My 1960 Pocket Book edition with the woman caught in front of a safe was added to my library just as I was finishing the book. I personally love the cover art, which is very much in the same vein as other 1960’s editions by Pocket Books, although this may be my favorite of the series. My copy is notable for having a postcard-style insert for The Detective Book Club midway through, which none of my other 60’s-era PB editions have.
My 1969 Signet Mystery edition is part of a whole slate of Queen releases featuring a model with props on the cover. I’m much more a fan of illustrations and this isn’t really my style. It is interesting that they chose props alluding to the mystery of the painting, as that’s an aspect of the plot that tends to be skipped over in other reviews of the book that I’ve read.
Up above I talked about some of the issues that I have with the logic used in the early Queen books. I’ll take some time to explain myself using an example from The Greek Coffin Mystery, but it’s going to requires spoilers. I’m not going to give away the ending of the book, but I will be going into details that would spoil your experience if you haven’t read it yet. For anyone commenting below, please be careful with your comments so as to not ruin anything for anyone else.
The first false solution involves Ellery jumping to the conclusion that Georg Khalkis wasn’t really blind. That’s an extremely interesting plot twist and I was delighted when I read it. But the entire bit about the teacups, Georg only having one visitor, and the bit about the ties didn’t really seem like that strong of a justification to leap to such conclusions. Yes, we know someone did something with the teacups, and Ellery’s explanation seems like a clever theory, but it is by no means the only explanation.
Of course, it makes sense that Ellery’s logic would be weak, as his solution is to be proven wrong. However, once it’s proven wrong, Ellery responds in a way that caught me off guard. Rather than dispensing with the whole theory, he actually seizes tighter to it. The theory was wrong, he explains, but only because the killer planted clever clues to lead him to those conclusion.
I love the idea of a clever adversary planting false clues and using the detective’s own logic against him. However, Ellery doesn’t ever seem to consider that maybe his original theories were just wrong. Maybe the ties were just an accident as explained by the color blindness. Maybe something did happen with the teacups, but it wasn’t a ploy by the killer to make Ellery jump through insane logic hoops to conclude that Georg Khalkis could see.
Of course, in the end Ellery is correct – or is he? There’s certainly no one to refute Ellery’s final telling of the solution, but there’s nothing that really confirms that his theory of the falsely planted clues was correct. All that we know is that he correctly identified the killer. We really have no explanation of what happened with the teacups. I think it’s fair to assume that the killer was the one who manipulated them, but to state with certainty that they were manipulated with the purpose of tricking Ellery into thinking that Khalkis wasn’t blind is a leap too far.

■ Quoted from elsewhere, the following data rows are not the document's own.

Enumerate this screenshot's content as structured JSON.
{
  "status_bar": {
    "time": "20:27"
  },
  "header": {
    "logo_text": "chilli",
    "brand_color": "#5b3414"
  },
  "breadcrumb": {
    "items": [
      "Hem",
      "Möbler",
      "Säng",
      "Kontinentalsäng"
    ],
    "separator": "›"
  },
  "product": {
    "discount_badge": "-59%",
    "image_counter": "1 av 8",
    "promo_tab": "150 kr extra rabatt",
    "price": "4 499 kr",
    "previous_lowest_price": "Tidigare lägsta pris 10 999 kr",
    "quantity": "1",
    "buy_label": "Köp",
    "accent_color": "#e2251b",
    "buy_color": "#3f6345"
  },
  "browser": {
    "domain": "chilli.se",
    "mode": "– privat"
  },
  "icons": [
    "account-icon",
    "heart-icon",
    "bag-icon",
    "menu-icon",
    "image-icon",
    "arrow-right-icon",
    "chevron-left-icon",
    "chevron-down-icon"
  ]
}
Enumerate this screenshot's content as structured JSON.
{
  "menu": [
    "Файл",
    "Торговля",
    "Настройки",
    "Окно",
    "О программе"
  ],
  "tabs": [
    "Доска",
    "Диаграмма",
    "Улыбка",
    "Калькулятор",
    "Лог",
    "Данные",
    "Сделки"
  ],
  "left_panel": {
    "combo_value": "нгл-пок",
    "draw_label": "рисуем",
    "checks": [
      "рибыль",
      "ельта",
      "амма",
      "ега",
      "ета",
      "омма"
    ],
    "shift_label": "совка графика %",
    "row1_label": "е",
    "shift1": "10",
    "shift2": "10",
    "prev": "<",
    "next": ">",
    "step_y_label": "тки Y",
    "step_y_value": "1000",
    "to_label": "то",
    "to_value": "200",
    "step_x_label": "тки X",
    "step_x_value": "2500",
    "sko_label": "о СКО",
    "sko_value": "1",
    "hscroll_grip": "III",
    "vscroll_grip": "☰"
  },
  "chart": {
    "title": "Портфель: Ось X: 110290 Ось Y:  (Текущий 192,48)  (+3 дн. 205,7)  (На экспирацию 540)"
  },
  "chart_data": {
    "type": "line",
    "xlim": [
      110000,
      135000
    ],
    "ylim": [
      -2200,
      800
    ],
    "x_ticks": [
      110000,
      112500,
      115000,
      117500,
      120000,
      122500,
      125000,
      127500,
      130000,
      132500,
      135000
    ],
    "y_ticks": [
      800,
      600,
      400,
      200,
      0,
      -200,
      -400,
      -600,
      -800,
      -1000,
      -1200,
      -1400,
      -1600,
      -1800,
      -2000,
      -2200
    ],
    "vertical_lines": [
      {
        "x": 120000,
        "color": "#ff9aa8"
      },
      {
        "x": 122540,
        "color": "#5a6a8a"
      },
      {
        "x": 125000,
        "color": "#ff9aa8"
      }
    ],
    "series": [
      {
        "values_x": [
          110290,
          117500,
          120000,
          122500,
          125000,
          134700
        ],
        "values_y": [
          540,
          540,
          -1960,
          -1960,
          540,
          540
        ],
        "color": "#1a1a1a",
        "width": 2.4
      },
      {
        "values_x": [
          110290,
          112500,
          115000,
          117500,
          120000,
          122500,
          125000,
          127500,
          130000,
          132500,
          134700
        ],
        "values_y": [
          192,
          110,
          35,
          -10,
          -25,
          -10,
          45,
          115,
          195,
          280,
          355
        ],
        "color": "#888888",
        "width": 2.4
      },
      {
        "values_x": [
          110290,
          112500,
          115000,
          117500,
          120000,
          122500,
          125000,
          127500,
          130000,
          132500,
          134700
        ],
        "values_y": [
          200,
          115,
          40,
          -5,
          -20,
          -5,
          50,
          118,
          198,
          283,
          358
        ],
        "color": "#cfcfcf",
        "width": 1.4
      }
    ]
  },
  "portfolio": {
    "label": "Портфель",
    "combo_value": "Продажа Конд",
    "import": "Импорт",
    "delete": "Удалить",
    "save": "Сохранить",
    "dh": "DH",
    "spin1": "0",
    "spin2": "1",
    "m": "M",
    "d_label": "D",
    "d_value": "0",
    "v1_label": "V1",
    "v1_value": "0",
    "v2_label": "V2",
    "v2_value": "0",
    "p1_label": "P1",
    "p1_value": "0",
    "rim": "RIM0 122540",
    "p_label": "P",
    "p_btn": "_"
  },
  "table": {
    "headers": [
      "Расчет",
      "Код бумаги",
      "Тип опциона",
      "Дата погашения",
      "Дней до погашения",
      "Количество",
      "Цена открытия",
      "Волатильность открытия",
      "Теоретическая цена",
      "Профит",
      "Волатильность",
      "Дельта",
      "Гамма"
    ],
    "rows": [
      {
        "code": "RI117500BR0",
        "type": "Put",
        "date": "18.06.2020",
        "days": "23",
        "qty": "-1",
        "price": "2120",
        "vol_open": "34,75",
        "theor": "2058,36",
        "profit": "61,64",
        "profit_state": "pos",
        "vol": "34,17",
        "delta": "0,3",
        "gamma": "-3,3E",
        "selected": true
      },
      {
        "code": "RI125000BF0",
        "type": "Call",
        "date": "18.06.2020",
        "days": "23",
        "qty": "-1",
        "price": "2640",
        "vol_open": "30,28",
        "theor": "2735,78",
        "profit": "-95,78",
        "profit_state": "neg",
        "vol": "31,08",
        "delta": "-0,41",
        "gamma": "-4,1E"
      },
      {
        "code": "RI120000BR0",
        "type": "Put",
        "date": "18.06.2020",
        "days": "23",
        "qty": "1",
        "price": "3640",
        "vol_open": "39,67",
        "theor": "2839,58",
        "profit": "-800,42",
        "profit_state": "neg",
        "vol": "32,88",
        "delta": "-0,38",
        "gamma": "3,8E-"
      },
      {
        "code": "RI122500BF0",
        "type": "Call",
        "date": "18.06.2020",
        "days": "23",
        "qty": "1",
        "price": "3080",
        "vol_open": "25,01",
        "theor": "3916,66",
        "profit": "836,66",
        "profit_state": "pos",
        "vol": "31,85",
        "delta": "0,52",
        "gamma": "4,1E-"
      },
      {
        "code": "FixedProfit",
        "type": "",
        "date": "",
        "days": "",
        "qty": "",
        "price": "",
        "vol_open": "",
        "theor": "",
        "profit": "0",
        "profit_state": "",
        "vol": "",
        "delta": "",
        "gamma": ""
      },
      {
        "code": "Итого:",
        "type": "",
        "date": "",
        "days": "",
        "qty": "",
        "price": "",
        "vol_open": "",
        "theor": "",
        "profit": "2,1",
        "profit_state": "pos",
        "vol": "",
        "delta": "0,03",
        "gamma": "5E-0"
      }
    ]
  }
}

Anyway, that’s the one bit of the solution that I thought I’d pick on, but there were a number of claims that Ellery made where I was thinking “yeah, I don’t really know if that is air tight…”